The Keith's approach is a classical school of management, mainly based on instruction and observation of employees. Many managers have been promoted internally without any training or support to help them understand role and activities of management. There is an on-going search for alternative approaches to Flower Power management. The human relation approach, which seeks the human relations pertains to motivating people in organisations in order to develop teamwork which effectively fulfils their needs and leads to achieving organisational goals could be a suitable option for Flower Power. In co-operation with training company Flower Power management could organise a training course 'Alternative approaches to management'. This course would be aimed at staff of Flower Power departments working in management, would help to understand the role and activities of management and would give members the chance to reflect on current and traditional Flower Power management approaches, and learn about new approaches and management would be able to select an approach that is most appropriate to the desired need or goal. Management should reflect new thinking, should handle all aspects of planning, purchasing, sales, personnel, promotion, and production.

The main aim of a manager is to maximise the output of the organisation through administrative implementation. Managers think incrementally, whilst leaders think radically. Managers do things by the book and follow company policy, while leaders follow their own intuition, which may in turn be of more benefit to the company. Leaders have a preference for innovation. Groups are often more loyal to a leader than a manager. A leader is someone who people naturally follow through their own choice, whereas a manager must be obeyed. A leader may have no organisational skills, but his vision unites people behind him. A leader can be a new arrival to a company who has bold, fresh, new ideas but might not have experience or wisdom. Managing and leading are two different ways of organising people. Keith, Managing Director, is not acting as a leader and not as a manager. He should get a training "Leadership and Management" develop organisational skills.

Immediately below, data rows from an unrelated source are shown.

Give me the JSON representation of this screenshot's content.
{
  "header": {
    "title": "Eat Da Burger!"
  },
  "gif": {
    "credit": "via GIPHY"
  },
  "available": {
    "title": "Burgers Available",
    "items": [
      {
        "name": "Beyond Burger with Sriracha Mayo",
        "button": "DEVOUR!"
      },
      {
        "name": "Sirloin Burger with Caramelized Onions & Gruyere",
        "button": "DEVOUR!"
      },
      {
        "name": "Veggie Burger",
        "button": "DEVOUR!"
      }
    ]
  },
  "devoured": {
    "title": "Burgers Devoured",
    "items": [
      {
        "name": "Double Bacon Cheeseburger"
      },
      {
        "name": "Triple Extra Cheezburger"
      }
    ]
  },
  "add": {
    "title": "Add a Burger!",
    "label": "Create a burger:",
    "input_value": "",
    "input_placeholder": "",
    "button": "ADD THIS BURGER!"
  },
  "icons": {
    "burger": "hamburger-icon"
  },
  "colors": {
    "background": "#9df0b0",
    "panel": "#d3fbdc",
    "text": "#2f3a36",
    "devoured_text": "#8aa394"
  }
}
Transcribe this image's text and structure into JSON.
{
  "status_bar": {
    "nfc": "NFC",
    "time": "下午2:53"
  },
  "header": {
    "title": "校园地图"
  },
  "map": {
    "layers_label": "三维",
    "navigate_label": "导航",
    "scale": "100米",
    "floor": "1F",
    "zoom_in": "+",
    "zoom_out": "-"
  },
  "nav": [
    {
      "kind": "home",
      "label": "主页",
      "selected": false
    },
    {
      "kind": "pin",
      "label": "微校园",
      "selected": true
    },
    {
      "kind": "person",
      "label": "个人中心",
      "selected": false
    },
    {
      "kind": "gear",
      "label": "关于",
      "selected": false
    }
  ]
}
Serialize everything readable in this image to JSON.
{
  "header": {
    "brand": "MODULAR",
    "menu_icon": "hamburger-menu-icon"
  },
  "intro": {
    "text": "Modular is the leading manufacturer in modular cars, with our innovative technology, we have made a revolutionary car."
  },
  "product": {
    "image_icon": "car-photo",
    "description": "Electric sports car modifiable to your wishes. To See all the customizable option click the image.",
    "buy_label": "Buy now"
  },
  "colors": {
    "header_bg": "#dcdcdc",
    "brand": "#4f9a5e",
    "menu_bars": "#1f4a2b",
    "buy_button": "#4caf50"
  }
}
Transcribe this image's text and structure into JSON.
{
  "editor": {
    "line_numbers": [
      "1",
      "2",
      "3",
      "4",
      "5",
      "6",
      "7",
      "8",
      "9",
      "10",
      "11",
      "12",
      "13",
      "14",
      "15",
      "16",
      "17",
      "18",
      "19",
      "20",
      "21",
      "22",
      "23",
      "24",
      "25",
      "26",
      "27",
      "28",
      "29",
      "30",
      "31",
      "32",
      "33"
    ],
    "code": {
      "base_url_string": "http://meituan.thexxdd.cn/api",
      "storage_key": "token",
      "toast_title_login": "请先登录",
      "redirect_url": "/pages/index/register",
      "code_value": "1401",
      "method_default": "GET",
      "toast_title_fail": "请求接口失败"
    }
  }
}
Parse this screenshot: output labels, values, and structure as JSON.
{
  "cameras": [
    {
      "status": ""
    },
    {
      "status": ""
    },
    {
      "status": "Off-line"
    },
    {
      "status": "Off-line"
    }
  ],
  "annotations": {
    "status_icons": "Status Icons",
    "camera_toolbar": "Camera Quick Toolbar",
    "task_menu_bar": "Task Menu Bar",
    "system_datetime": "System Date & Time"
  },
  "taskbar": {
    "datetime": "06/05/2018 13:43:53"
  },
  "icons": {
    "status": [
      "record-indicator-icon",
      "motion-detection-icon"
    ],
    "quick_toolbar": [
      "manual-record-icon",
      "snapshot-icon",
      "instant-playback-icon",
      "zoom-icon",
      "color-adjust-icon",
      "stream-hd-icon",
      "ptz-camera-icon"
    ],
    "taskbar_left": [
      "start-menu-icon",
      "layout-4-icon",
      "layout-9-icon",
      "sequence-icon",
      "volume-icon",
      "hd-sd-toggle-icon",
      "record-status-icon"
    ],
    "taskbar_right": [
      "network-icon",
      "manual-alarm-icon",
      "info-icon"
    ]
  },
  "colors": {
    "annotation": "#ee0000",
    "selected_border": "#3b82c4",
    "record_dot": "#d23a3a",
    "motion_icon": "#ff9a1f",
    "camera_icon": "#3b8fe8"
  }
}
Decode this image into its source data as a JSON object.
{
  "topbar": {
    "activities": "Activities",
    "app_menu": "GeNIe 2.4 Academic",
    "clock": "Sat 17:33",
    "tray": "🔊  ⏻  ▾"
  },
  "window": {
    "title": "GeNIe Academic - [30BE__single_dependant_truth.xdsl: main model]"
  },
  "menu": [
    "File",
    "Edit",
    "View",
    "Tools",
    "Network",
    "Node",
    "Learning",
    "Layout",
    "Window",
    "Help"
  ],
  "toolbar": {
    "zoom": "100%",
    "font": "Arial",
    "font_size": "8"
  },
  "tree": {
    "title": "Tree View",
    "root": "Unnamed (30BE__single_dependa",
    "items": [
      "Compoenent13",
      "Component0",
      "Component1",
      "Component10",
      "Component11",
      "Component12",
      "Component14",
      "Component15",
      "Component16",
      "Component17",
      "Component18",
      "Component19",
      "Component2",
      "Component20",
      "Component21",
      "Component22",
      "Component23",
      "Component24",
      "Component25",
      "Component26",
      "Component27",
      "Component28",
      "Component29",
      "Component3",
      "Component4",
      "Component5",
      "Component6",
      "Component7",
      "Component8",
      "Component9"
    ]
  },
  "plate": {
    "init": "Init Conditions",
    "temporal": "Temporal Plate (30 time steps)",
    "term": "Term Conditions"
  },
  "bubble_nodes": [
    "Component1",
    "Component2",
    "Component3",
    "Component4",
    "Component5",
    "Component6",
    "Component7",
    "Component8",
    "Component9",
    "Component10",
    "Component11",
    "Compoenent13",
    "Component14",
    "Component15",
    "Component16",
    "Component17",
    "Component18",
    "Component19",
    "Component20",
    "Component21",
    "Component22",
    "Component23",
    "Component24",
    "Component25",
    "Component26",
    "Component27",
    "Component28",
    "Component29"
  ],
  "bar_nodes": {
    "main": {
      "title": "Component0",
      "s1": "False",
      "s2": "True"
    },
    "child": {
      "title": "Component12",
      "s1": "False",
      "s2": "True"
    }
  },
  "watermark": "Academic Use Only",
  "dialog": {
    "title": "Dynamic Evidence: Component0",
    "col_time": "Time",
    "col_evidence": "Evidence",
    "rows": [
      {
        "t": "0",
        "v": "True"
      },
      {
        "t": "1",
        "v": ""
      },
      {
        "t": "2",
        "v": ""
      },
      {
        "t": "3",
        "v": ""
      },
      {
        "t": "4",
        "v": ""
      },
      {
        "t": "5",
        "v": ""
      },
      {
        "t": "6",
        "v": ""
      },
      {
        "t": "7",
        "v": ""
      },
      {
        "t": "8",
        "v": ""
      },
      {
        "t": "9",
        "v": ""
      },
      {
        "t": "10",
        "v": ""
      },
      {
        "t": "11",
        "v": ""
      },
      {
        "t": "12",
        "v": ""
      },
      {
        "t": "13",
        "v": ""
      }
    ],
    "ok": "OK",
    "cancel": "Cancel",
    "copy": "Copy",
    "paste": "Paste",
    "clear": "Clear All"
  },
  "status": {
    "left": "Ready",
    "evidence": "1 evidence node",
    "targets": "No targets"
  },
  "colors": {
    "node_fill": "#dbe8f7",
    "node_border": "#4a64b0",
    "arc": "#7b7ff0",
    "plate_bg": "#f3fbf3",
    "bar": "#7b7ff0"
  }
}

Business or corporate culture is the organisation's personality. It is the way in which the organisation thinks and how it does things. Some organisations have very strong cultures (Sutherland.J.1997, p.217).Harrison and Handy proposed four different types of organisational culture. Role culture is based on controlling all individuals within their roles and by the rules of organisation. Organisations where is project team plays the most important and power based on ability and expertise structured as a matrix and called task structure. Organisations where is project team plays the most important role and power based on ability and expertise structures as a matrix called task structure. A power and decision making concentrated in Managing Director Keith. Flower Power as a family business developed the power culture with a few rules in the organisation. If Flower Power would have a person culture then decisions would be made on more collective basis .Flower Power could develop any of these cultures and they would help management to co-ordinate and control the company itself but management needs to ensure that any organisational culture which they would have over period still successful and company needs to be able to change the culture if they want to be more competitive on market and more adaptable to economic situation.

To conclude it can be said that the classical theorists of organization were basically concerned with effective and efficient way to make a profit. People create structures to signify people's tasks and responsibilities towards the current objectives ,and to provide incentives for work that support them(Boddy,D.2008,p.347)